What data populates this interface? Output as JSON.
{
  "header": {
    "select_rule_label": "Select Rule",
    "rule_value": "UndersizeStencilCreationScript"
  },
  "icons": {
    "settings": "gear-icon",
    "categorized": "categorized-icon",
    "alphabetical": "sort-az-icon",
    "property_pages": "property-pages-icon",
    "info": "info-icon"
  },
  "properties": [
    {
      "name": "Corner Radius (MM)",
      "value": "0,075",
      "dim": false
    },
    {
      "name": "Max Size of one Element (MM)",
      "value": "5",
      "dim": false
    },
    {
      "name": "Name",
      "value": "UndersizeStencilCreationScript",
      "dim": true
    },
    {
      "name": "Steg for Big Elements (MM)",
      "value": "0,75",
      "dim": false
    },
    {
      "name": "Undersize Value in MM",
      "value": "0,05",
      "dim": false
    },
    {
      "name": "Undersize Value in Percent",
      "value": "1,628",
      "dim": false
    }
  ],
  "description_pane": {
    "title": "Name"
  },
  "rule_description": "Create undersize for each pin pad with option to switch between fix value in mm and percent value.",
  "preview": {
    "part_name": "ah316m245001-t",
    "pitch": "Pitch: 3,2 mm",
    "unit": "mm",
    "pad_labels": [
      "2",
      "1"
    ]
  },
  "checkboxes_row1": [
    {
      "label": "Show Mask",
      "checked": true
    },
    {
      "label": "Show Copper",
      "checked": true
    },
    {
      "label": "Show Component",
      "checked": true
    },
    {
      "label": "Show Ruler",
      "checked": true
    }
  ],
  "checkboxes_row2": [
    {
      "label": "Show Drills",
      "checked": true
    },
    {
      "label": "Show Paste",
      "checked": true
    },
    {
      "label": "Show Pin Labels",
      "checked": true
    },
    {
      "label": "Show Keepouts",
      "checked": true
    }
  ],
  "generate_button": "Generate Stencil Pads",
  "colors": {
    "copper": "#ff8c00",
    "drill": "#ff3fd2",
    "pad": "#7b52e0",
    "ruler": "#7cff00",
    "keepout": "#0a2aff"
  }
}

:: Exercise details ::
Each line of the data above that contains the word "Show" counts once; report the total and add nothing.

:: Written solution ::
8